● EXERCISE
Your reply should be the full listing, copied exactly.

PROVIDED RECORDS below:

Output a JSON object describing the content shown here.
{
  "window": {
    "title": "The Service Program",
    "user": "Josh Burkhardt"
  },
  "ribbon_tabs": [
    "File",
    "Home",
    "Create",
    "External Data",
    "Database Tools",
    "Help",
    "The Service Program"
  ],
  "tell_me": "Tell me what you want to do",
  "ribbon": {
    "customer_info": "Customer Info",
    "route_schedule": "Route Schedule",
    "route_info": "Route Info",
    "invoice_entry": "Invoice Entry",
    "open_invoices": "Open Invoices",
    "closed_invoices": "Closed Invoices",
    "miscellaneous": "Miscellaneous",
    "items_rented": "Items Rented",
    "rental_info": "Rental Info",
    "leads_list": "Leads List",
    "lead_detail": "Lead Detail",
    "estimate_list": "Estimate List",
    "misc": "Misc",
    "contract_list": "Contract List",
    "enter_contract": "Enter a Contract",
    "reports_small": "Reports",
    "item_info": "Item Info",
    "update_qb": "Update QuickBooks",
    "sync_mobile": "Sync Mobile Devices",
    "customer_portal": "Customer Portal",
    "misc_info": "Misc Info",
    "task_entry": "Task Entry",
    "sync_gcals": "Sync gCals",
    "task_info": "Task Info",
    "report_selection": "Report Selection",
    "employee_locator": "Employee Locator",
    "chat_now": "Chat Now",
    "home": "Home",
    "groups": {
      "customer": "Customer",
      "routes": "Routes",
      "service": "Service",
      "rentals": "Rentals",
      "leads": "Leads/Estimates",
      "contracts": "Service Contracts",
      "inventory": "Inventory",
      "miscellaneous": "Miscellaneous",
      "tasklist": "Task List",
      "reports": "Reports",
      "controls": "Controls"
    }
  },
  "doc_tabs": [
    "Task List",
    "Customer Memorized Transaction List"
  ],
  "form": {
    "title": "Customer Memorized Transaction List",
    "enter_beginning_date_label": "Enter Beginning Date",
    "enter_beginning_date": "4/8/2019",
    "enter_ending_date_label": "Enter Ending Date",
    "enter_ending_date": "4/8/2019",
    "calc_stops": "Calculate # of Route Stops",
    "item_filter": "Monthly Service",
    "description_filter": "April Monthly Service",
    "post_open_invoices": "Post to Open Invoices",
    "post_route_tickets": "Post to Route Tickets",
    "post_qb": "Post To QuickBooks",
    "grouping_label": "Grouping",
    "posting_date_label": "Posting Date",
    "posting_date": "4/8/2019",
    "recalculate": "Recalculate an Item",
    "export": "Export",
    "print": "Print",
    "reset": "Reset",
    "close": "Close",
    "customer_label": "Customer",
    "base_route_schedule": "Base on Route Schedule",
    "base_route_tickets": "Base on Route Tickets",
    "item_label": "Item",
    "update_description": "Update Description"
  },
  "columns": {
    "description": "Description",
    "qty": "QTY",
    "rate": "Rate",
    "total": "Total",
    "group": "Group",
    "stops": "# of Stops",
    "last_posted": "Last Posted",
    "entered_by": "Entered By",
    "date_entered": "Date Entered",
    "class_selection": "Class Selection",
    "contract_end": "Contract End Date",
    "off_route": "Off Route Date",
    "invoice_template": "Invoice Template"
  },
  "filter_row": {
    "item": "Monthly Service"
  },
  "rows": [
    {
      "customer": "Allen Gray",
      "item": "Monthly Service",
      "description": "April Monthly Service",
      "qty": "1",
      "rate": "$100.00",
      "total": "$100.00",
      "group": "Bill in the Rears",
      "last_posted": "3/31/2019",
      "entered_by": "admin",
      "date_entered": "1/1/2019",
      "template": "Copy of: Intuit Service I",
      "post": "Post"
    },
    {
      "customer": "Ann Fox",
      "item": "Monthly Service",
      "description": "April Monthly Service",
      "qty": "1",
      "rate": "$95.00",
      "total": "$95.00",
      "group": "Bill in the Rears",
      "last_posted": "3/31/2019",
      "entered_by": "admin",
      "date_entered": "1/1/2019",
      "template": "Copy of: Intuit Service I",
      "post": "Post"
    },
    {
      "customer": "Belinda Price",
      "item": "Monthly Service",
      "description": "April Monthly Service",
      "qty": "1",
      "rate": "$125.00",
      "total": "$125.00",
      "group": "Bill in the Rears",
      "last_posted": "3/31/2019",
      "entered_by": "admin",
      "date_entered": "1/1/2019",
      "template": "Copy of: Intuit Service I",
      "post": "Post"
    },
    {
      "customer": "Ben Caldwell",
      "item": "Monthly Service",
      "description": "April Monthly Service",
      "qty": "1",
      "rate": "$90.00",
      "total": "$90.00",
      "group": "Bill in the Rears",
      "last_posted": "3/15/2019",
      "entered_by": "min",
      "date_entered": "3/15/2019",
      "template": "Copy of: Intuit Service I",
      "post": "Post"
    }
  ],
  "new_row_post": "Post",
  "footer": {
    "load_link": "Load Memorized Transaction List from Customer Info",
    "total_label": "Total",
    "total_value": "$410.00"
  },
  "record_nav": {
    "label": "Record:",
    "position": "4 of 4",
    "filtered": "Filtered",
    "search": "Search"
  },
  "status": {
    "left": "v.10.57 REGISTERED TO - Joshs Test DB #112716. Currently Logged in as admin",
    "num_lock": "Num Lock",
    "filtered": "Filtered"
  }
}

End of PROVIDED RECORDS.

● RESPONSE TO THIS EXERCISE
Output a JSON object describing the content shown here.
{
  "window": {
    "title": "The Service Program",
    "user": "Josh Burkhardt"
  },
  "ribbon_tabs": [
    "File",
    "Home",
    "Create",
    "External Data",
    "Database Tools",
    "Help",
    "The Service Program"
  ],
  "tell_me": "Tell me what you want to do",
  "ribbon": {
    "customer_info": "Customer Info",
    "route_schedule": "Route Schedule",
    "route_info": "Route Info",
    "invoice_entry": "Invoice Entry",
    "open_invoices": "Open Invoices",
    "closed_invoices": "Closed Invoices",
    "miscellaneous": "Miscellaneous",
    "items_rented": "Items Rented",
    "rental_info": "Rental Info",
    "leads_list": "Leads List",
    "lead_detail": "Lead Detail",
    "estimate_list": "Estimate List",
    "misc": "Misc",
    "contract_list": "Contract List",
    "enter_contract": "Enter a Contract",
    "reports_small": "Reports",
    "item_info": "Item Info",
    "update_qb": "Update QuickBooks",
    "sync_mobile": "Sync Mobile Devices",
    "customer_portal": "Customer Portal",
    "misc_info": "Misc Info",
    "task_entry": "Task Entry",
    "sync_gcals": "Sync gCals",
    "task_info": "Task Info",
    "report_selection": "Report Selection",
    "employee_locator": "Employee Locator",
    "chat_now": "Chat Now",
    "home": "Home",
    "groups": {
      "customer": "Customer",
      "routes": "Routes",
      "service": "Service",
      "rentals": "Rentals",
      "leads": "Leads/Estimates",
      "contracts": "Service Contracts",
      "inventory": "Inventory",
      "miscellaneous": "Miscellaneous",
      "tasklist": "Task List",
      "reports": "Reports",
      "controls": "Controls"
    }
  },
  "doc_tabs": [
    "Task List",
    "Customer Memorized Transaction List"
  ],
  "form": {
    "title": "Customer Memorized Transaction List",
    "enter_beginning_date_label": "Enter Beginning Date",
    "enter_beginning_date": "4/8/2019",
    "enter_ending_date_label": "Enter Ending Date",
    "enter_ending_date": "4/8/2019",
    "calc_stops": "Calculate # of Route Stops",
    "item_filter": "Monthly Service",
    "description_filter": "April Monthly Service",
    "post_open_invoices": "Post to Open Invoices",
    "post_route_tickets": "Post to Route Tickets",
    "post_qb": "Post To QuickBooks",
    "grouping_label": "Grouping",
    "posting_date_label": "Posting Date",
    "posting_date": "4/8/2019",
    "recalculate": "Recalculate an Item",
    "export": "Export",
    "print": "Print",
    "reset": "Reset",
    "close": "Close",
    "customer_label": "Customer",
    "base_route_schedule": "Base on Route Schedule",
    "base_route_tickets": "Base on Route Tickets",
    "item_label": "Item",
    "update_description": "Update Description"
  },
  "columns": {
    "description": "Description",
    "qty": "QTY",
    "rate": "Rate",
    "total": "Total",
    "group": "Group",
    "stops": "# of Stops",
    "last_posted": "Last Posted",
    "entered_by": "Entered By",
    "date_entered": "Date Entered",
    "class_selection": "Class Selection",
    "contract_end": "Contract End Date",
    "off_route": "Off Route Date",
    "invoice_template": "Invoice Template"
  },
  "filter_row": {
    "item": "Monthly Service"
  },
  "rows": [
    {
      "customer": "Allen Gray",
      "item": "Monthly Service",
      "description": "April Monthly Service",
      "qty": "1",
      "rate": "$100.00",
      "total": "$100.00",
      "group": "Bill in the Rears",
      "last_posted": "3/31/2019",
      "entered_by": "admin",
      "date_entered": "1/1/2019",
      "template": "Copy of: Intuit Service I",
      "post": "Post"
    },
    {
      "customer": "Ann Fox",
      "item": "Monthly Service",
      "description": "April Monthly Service",
      "qty": "1",
      "rate": "$95.00",
      "total": "$95.00",
      "group": "Bill in the Rears",
      "last_posted": "3/31/2019",
      "entered_by": "admin",
      "date_entered": "1/1/2019",
      "template": "Copy of: Intuit Service I",
      "post": "Post"
    },
    {
      "customer": "Belinda Price",
      "item": "Monthly Service",
      "description": "April Monthly Service",
      "qty": "1",
      "rate": "$125.00",
      "total": "$125.00",
      "group": "Bill in the Rears",
      "last_posted": "3/31/2019",
      "entered_by": "admin",
      "date_entered": "1/1/2019",
      "template": "Copy of: Intuit Service I",
      "post": "Post"
    },
    {
      "customer": "Ben Caldwell",
      "item": "Monthly Service",
      "description": "April Monthly Service",
      "qty": "1",
      "rate": "$90.00",
      "total": "$90.00",
      "group": "Bill in the Rears",
      "last_posted": "3/15/2019",
      "entered_by": "min",
      "date_entered": "3/15/2019",
      "template": "Copy of: Intuit Service I",
      "post": "Post"
    }
  ],
  "new_row_post": "Post",
  "footer": {
    "load_link": "Load Memorized Transaction List from Customer Info",
    "total_label": "Total",
    "total_value": "$410.00"
  },
  "record_nav": {
    "label": "Record:",
    "position": "4 of 4",
    "filtered": "Filtered",
    "search": "Search"
  },
  "status": {
    "left": "v.10.57 REGISTERED TO - Joshs Test DB #112716. Currently Logged in as admin",
    "num_lock": "Num Lock",
    "filtered": "Filtered"
  }
}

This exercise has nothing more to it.